Christo and Jeanne-Claude’s final gift to Paris wraps
If you’re lucky enough to be in Paris, today is your last chance to catch L’Arc de Triomphe, Wrapped.
The fleeting artwork, which has seen the Arc de Triomphe wrapped in 25,000 square metres of recyclable polypropylene fabric and 3,000 metres of rope, concludes its 16-day transformation.
The project was the longstanding vision of the late artists Christo and Jeanne-Claude and, per Christo’s wishes, has been completed in partnership with the Centre des Monuments Nationaux, the government institution that manages the Arc de Triomphe. It was entirely funded by the Estate of Christo V. Javacheff, through the sale of his preparatory studies, drawings, and collages of the project as well as scale models, works from the 1950s and 1960s, and original lithographs on other subjects.
Originally scheduled for spring 2020, L’Arc de Triomphe, Wrapped was delayed out of concern for nesting kestrel falcons in the arch, and then the pandemic. After three months of construction, 400 tonnes of steel beams were erected to allow a team of climbers to completely conceal the 160-foot-tall war monument over the course of a few days.

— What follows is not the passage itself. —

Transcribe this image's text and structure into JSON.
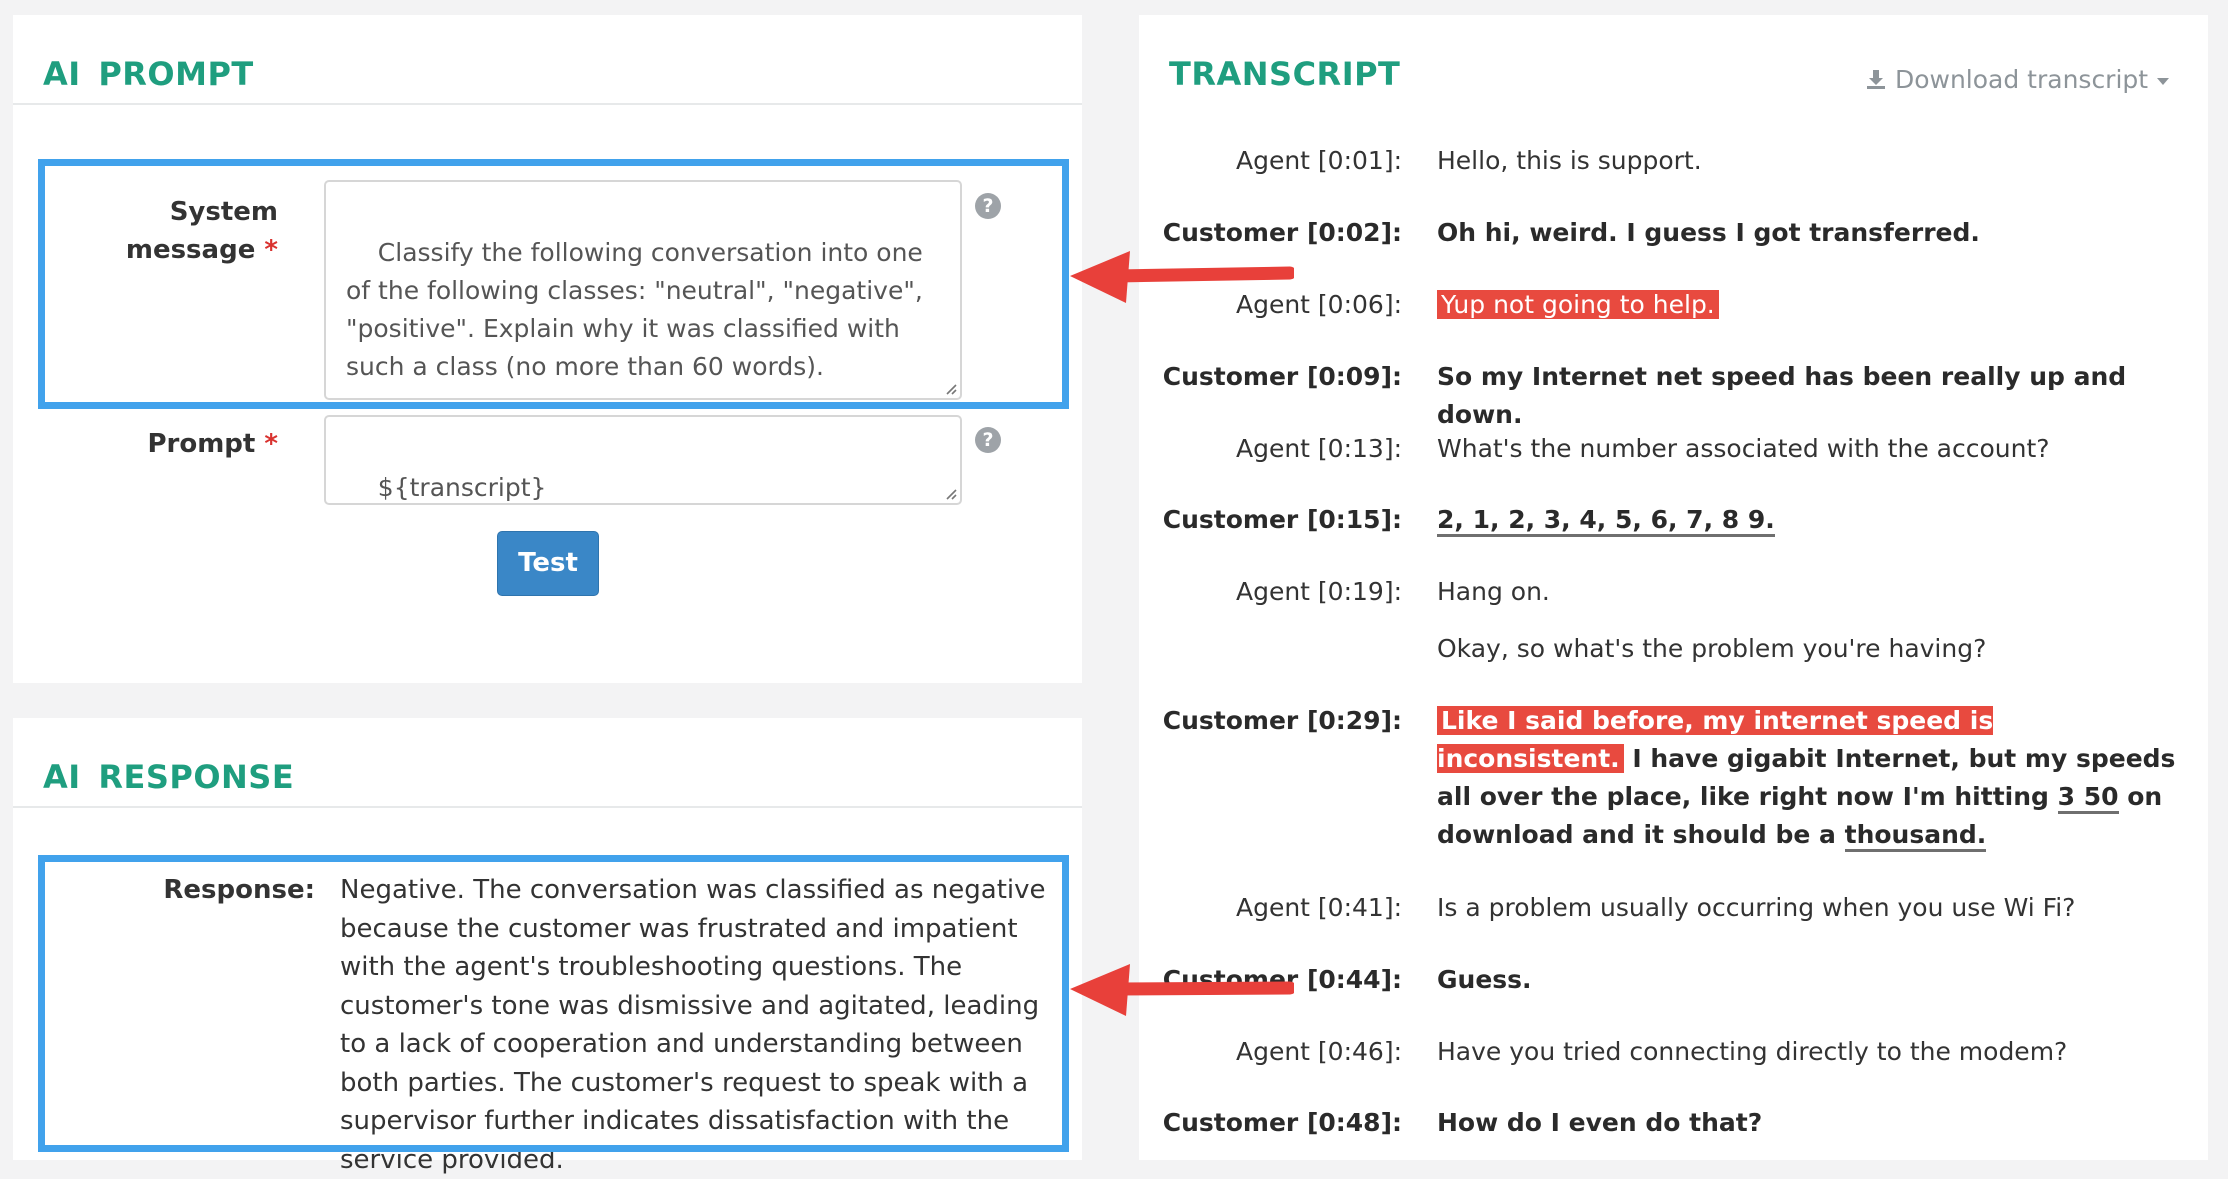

The project’s ambition dates back even further though. In 1961, three years after they met in Paris, Christo and Jeanne-Claude began creating works of art in public spaces. One of their projects was to wrap a public building. In 1962, after renting a small room near the Arc de Triomphe and developing a fascination with the monument, Christo made a photomontage of it wrapped, and later a collage. Sixty years later, the vision has now become a reality. Sadly, neither lived to see their vision come to life. (Jeanne-Claude died on November 18, 2009 and Christo passed away on May 31, 2020.)
Alongside this final farewell in Paris, the artist duo was also recently celebrated in Bonhams special Wrap It Up: The Legacy of Christo & Jeanne-Claude sale on September 30. The auction included works from all their major projects (both realised and not). Highlights included the sculpture Wrapped Bouquet of Roses from 1993 (sold for $20,312) and a lithograph of L’Arc de Triomphe, Wrapped, which sold above its high estimate for $5,737.